The lines to copy from the listing below are those that contain the string "type".
-- Opening Marker --
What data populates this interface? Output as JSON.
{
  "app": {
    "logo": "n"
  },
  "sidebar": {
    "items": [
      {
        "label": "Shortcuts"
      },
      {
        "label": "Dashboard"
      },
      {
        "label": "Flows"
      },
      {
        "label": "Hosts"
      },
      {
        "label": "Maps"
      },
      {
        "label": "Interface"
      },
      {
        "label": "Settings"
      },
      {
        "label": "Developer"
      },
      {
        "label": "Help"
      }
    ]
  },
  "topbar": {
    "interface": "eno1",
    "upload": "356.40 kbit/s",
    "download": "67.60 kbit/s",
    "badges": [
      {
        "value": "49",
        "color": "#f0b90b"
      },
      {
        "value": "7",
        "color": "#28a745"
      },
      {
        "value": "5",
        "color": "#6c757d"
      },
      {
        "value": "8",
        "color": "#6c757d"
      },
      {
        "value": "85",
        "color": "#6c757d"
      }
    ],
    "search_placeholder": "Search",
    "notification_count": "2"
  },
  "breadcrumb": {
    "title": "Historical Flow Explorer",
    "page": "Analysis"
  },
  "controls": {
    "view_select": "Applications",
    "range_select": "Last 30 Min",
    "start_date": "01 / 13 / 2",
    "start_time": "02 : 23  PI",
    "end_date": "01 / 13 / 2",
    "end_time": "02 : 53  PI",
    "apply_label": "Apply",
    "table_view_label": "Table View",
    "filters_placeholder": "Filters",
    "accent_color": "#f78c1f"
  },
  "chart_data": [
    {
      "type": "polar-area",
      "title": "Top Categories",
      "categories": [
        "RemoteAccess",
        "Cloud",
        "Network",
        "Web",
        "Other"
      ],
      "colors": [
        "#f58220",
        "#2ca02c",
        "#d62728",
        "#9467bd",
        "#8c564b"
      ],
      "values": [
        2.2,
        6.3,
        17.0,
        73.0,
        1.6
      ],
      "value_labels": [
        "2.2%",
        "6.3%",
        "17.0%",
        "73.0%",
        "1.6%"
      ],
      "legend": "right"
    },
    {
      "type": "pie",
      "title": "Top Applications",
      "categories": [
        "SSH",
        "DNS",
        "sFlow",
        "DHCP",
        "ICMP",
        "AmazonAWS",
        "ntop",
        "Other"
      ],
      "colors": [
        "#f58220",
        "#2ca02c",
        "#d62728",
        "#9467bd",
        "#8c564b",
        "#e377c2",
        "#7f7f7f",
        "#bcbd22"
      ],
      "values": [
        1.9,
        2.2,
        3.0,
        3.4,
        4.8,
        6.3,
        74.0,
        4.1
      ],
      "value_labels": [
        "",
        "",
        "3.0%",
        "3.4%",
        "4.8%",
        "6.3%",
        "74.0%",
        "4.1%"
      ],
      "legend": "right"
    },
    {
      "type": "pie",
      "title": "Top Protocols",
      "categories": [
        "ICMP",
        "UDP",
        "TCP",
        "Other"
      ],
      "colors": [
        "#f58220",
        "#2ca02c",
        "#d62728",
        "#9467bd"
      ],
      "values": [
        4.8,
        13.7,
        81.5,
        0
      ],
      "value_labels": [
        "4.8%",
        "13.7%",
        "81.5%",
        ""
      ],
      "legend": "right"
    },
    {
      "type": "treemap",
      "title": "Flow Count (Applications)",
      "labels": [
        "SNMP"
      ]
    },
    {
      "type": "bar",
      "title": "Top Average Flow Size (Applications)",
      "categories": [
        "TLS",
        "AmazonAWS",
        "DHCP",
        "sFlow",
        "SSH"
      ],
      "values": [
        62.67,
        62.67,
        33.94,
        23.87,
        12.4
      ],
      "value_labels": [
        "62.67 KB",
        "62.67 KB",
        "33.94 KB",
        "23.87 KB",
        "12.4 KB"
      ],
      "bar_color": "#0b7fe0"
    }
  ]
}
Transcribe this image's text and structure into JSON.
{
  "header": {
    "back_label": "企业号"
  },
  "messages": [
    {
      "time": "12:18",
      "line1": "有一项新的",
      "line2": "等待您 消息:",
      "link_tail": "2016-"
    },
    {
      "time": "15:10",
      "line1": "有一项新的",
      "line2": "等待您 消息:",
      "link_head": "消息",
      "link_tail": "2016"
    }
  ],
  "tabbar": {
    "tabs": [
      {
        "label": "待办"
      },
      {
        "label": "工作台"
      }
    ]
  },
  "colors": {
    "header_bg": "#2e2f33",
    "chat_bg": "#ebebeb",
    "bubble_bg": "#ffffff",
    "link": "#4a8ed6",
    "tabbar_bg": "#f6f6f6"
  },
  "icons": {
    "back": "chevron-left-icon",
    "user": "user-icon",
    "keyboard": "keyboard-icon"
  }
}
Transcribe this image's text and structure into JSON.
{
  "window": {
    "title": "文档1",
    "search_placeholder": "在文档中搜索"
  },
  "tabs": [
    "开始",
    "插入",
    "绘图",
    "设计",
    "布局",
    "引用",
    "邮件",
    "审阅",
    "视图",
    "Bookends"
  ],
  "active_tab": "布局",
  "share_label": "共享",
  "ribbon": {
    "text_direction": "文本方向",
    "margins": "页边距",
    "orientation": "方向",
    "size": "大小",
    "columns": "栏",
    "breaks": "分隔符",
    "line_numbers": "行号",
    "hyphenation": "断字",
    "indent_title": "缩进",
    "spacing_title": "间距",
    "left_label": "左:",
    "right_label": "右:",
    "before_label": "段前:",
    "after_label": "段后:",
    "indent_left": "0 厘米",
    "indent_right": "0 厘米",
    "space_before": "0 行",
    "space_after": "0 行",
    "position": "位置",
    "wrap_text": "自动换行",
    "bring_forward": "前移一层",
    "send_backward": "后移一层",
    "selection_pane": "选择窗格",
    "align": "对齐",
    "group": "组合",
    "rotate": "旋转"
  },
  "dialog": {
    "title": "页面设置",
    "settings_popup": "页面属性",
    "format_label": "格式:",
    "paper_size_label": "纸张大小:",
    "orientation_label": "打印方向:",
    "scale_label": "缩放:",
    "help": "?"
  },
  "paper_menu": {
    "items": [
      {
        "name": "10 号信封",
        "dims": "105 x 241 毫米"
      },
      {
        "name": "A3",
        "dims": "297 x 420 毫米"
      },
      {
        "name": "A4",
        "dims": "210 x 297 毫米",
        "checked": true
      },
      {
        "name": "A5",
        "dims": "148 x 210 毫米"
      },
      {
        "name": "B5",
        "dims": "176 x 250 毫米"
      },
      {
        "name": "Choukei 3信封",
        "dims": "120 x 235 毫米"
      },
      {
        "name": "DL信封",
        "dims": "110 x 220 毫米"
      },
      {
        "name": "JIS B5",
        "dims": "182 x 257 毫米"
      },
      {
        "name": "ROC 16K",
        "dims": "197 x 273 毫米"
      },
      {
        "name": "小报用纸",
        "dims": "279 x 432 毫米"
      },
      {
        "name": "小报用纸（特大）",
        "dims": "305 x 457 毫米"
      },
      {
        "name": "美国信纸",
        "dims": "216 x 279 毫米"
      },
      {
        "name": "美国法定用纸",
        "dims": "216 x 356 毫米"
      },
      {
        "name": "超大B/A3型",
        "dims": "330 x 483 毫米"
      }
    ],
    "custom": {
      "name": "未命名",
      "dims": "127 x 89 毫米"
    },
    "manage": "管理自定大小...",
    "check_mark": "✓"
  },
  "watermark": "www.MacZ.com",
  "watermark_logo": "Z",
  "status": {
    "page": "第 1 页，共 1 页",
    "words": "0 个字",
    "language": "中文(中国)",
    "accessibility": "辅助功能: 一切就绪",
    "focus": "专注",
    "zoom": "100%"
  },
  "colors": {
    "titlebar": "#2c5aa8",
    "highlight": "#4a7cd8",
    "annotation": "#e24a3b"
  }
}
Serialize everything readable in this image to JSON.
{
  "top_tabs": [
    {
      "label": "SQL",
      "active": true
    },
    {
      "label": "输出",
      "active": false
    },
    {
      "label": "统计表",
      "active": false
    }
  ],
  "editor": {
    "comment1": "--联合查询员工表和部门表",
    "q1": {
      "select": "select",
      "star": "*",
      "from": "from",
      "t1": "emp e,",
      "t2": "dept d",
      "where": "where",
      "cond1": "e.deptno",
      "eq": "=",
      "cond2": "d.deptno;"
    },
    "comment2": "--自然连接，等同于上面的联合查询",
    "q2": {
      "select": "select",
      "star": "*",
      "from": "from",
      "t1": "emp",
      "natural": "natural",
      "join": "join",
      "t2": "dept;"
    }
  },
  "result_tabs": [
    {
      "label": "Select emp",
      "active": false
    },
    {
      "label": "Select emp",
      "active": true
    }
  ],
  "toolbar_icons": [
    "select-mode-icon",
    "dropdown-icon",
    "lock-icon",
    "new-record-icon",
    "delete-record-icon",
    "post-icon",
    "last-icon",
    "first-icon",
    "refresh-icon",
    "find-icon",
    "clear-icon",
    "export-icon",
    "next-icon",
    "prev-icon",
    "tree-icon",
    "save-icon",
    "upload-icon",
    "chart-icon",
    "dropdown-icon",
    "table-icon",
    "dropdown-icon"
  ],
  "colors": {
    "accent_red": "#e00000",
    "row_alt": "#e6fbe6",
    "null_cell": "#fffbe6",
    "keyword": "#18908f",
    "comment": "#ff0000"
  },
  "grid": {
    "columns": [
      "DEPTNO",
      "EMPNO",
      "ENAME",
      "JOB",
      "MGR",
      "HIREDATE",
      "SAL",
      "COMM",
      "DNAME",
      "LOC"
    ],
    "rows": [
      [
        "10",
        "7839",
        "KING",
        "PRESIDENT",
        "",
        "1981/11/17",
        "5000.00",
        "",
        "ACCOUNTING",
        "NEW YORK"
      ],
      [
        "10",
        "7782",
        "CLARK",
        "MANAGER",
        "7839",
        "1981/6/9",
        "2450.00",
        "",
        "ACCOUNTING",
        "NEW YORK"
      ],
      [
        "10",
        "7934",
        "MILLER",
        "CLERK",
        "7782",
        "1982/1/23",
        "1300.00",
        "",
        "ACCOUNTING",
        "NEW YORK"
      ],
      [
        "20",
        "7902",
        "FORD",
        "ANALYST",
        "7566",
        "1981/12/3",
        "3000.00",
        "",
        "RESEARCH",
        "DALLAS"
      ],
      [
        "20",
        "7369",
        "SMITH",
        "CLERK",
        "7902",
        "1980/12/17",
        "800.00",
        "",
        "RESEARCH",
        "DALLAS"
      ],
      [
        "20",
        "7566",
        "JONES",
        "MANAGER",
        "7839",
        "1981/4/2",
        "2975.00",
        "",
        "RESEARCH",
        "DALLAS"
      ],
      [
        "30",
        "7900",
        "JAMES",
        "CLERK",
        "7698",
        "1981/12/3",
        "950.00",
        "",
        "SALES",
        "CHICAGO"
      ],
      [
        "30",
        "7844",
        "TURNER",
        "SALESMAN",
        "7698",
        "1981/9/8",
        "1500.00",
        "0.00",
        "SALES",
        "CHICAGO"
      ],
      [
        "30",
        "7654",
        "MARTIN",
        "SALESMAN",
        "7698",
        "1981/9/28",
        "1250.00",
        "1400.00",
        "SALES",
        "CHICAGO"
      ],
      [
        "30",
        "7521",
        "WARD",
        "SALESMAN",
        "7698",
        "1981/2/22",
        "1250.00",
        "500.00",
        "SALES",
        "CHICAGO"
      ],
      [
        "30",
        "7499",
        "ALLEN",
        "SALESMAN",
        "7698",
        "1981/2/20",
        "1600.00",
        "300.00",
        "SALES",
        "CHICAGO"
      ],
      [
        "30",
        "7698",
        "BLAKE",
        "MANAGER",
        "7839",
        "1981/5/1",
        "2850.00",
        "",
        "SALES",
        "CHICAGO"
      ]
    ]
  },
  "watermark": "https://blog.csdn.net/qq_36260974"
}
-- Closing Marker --
▸ **RESULT OF THE TASK**
      "type": "polar-area",
      "type": "pie",
      "type": "pie",
      "type": "treemap",
      "type": "bar",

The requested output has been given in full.